And then it downloads the weather forecast from, picks out the precipitation data for the next 24 hours, and plots that as a line at the bottom.

Somewhat cryptic, but that’s part of the fun.

Technologies used: LaTeX to render the temperature data, gnuplot to render the precipitation line, and qiv to display the image with a transparent background on top of the mplayer window.  As one does.

Conspicuous Youtube Consumption

Stina Nordenstam rockin’ in the USB

I’ve been sleeping in even odder patterns than usual lately (I suspect that I’m coming down with microencephaly, SAD and “the hypo”), so I found myself staring at the stereo computer thinking that there should be movement.

I normally hate computer screens that have pulsing lights and stuff, but I wondered how much work it would be to automatically download music videos from Youtube for whatever was playing, and then just show the video.  The sound wouldn’t be synced up, of course, but it’d be a kinda… like…  spastic screen saver.

A screen saver that doesn’t save the screen or the CPU or the network or on electricity, and would probably get me banned from Youtube.

So I started typing, and here it is.

I had a spare USB-powered little screen, so I put the stuff on a small screen instead of using a big one.  I mean, that would be too fluttery.

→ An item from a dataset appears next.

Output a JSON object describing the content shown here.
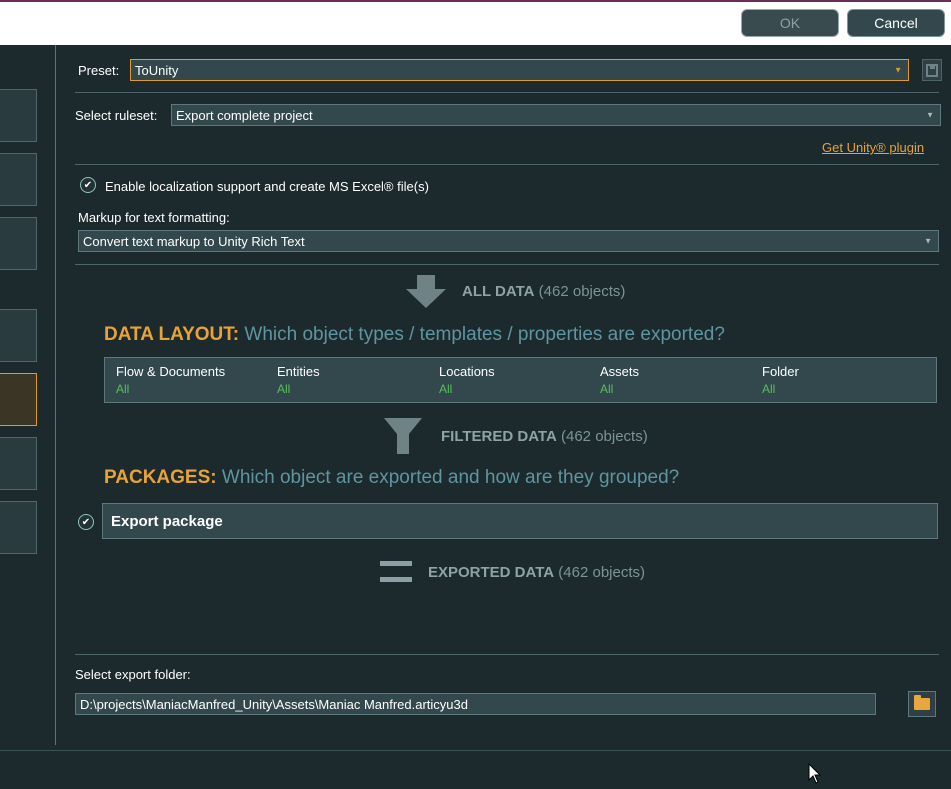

It’s been in production for all of fifteen minutes now, so I have no idea whether I’m going to pull the plug on the “project” (and the USB monitor) or not.  I’m guessing I probably will.